For each entry, output its words exactly and leave any picture behind.

> DATA UNDER STUDY
□ □ □ □ □

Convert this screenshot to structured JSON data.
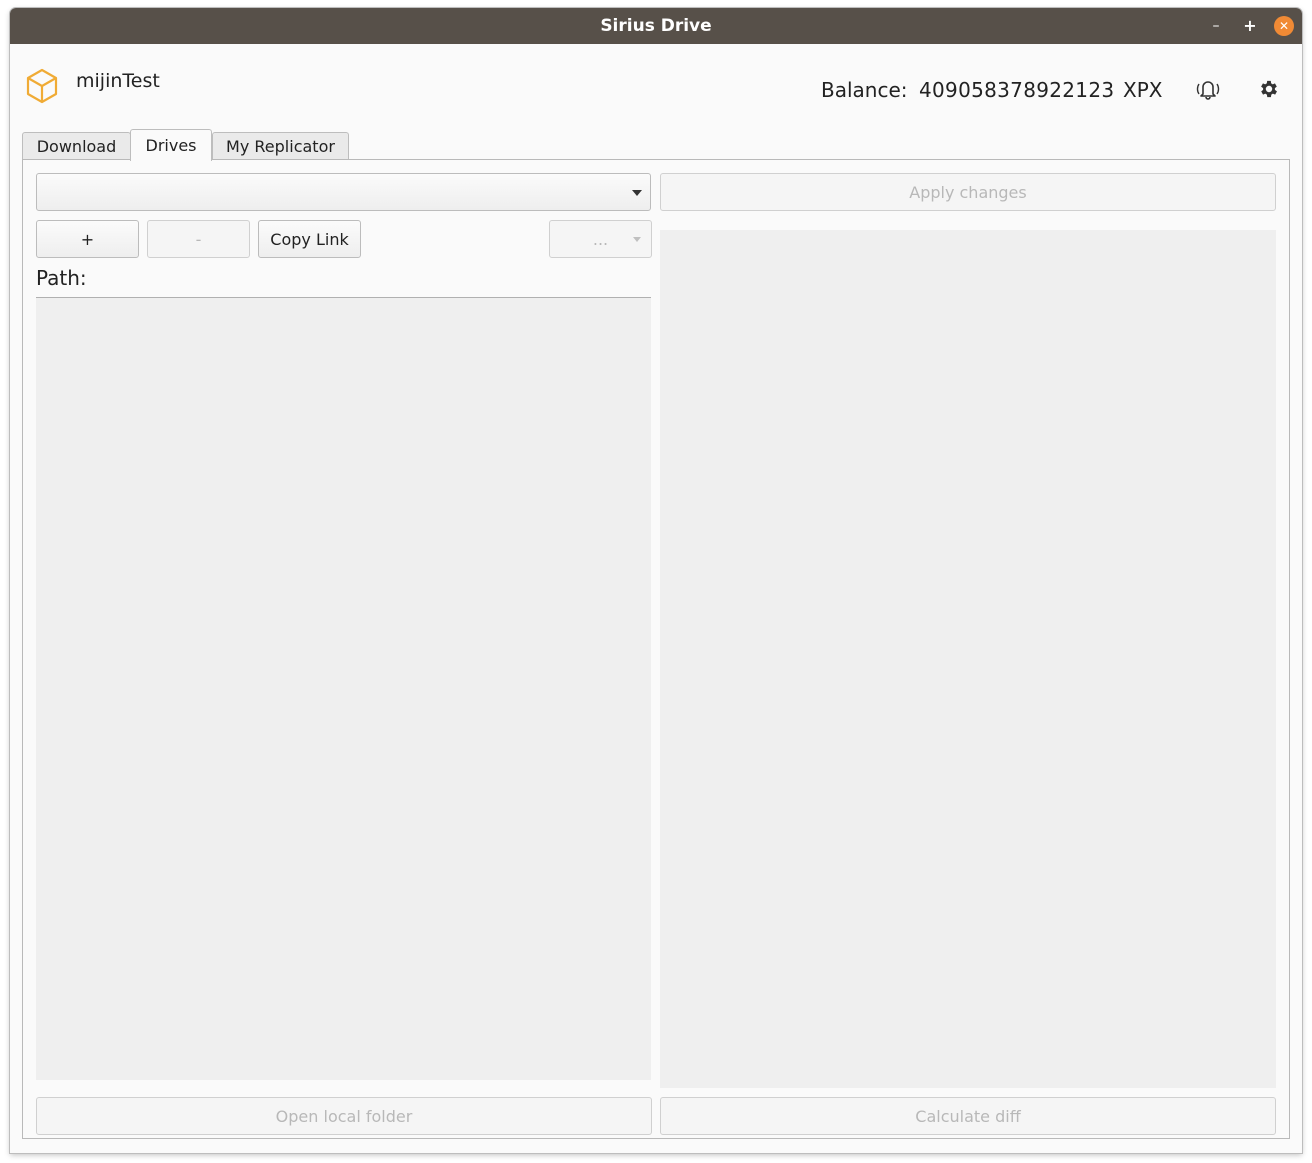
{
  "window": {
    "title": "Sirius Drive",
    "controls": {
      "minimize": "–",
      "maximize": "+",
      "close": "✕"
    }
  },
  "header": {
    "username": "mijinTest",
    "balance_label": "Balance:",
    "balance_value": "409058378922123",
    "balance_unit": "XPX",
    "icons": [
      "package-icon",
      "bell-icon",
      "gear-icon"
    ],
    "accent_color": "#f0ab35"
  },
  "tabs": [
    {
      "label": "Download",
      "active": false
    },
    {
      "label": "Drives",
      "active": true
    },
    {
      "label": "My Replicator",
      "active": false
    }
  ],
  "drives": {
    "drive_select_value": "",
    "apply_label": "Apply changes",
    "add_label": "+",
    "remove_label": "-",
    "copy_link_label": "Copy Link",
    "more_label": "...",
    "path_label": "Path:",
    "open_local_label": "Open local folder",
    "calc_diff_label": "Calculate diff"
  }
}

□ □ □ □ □

> WRITTEN ANSWER
Convert this screenshot to structured JSON data.
{
  "window": {
    "title": "Sirius Drive",
    "controls": {
      "minimize": "–",
      "maximize": "+",
      "close": "✕"
    }
  },
  "header": {
    "username": "mijinTest",
    "balance_label": "Balance:",
    "balance_value": "409058378922123",
    "balance_unit": "XPX",
    "icons": [
      "package-icon",
      "bell-icon",
      "gear-icon"
    ],
    "accent_color": "#f0ab35"
  },
  "tabs": [
    {
      "label": "Download",
      "active": false
    },
    {
      "label": "Drives",
      "active": true
    },
    {
      "label": "My Replicator",
      "active": false
    }
  ],
  "drives": {
    "drive_select_value": "",
    "apply_label": "Apply changes",
    "add_label": "+",
    "remove_label": "-",
    "copy_link_label": "Copy Link",
    "more_label": "...",
    "path_label": "Path:",
    "open_local_label": "Open local folder",
    "calc_diff_label": "Calculate diff"
  }
}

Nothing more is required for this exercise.